Dr. Cole is also in favour of replacing the fire hall if the village can afford it. “It would be easy to say we need a new building but it’s not reality. We need to make is safe for the volunteers but we also need to make it affordable for the village… because the village is not in good financial shape.”


Meanwhile, Jamie Ross (email: told the Tri-City News that the mayoralty race presents “a real opportunity in the new year to move forward with some optimism.”

Unlike Dr. Cole, Ross believes having a background in politics is gives him a campaign edge as he already knows the legislative processes and procedures. “Skilled mayors reduce conflict,” he said. “I think we’ve had some challenging issues in Belcarra, and I have a leadership style that will allow council to function in an effective way.”

Ross said restoring confidence in the village council is key to moving forward. If elected, he wants councillors to have portfolios to handle specific municipal matters.

And though he respects the “very independent and different perspectives” in the community, he also wants council decisions to be fair and supportive to the people it serves; that means not discussing council’s in-camera decisions in public as per the provincial Community Charter, he said.

As well, Ross won’t permit debate in between the conclusion of a public hearing and before a council vote. 

“That didn’t happen in the previous council,” Ross said, adding, “When you come into any elected job, it’s a hard transition but there are some things that you have to be careful about. There has to be a fair process, and after we go through a difficult issue, we have to come together. We need to depend on each other because we’re so limited and isolated.”

On the water system, Ross — a retired SD43 educator and administrator who has lived in the village since 1989 — said he’s going to rely on “calm, reasoned discussion,” and he’ll work with the Sasamat Volunteer Fire Department and its trustees to assess the condition of the fire halls.

As for the Belcarra regional park parking crunch, Ross acknowledged the village has work to do with Metro Vancouver. He’s suggesting closing the park gates when the lot gets full, stepping up education and bylaw enforcement, and looking for external funding to help control the summer crowds.



John Snell is Belcarra’s newest village politician.

Last month, the municipality acclaimed the 21-year resident following the departure of Coun.
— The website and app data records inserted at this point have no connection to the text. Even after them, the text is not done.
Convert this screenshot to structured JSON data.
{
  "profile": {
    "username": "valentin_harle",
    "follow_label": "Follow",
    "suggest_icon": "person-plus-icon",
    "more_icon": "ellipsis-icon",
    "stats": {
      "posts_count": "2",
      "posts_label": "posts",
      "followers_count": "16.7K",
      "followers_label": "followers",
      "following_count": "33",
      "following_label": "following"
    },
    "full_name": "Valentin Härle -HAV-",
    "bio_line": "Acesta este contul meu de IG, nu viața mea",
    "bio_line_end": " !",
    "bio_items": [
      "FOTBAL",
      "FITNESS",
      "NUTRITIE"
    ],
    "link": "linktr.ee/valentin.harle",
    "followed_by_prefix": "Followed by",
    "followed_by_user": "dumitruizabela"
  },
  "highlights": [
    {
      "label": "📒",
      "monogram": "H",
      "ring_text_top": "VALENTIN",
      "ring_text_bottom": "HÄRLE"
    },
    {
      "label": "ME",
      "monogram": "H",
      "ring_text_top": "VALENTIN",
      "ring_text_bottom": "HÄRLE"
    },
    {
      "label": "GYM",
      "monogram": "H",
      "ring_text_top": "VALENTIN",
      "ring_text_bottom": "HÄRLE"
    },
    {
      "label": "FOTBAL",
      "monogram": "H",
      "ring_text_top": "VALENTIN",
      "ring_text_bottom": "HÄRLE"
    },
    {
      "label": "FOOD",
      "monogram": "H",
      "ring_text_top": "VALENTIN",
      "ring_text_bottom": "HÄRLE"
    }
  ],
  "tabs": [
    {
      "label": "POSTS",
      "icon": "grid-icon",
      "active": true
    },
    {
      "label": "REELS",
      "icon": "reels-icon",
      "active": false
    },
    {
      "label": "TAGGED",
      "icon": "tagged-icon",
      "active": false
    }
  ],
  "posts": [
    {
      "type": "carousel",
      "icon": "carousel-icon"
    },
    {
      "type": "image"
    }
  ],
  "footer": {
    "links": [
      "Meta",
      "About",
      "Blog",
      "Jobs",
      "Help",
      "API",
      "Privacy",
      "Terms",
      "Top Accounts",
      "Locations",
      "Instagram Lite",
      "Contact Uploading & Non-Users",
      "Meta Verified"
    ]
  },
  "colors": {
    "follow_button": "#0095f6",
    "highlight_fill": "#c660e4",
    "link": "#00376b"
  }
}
Robb Begg in October.

Snell, a father of three, is retired from his 45-year career in the recreational marine industry.

In a press release, he wrote that he’s committed to working with taxpayers and hearing all sides of issues. 

“Our council has the task of recognizing the village’s concerns and finding resolutions that, while not necessarily perfect, are fair, reasonable and acceptable to all parties,” he wrote. “I feel strongly that the work of residents on sub-committees should be respected and acknowledged, and their feelings and recommendations must be incorporated into any forward planning.”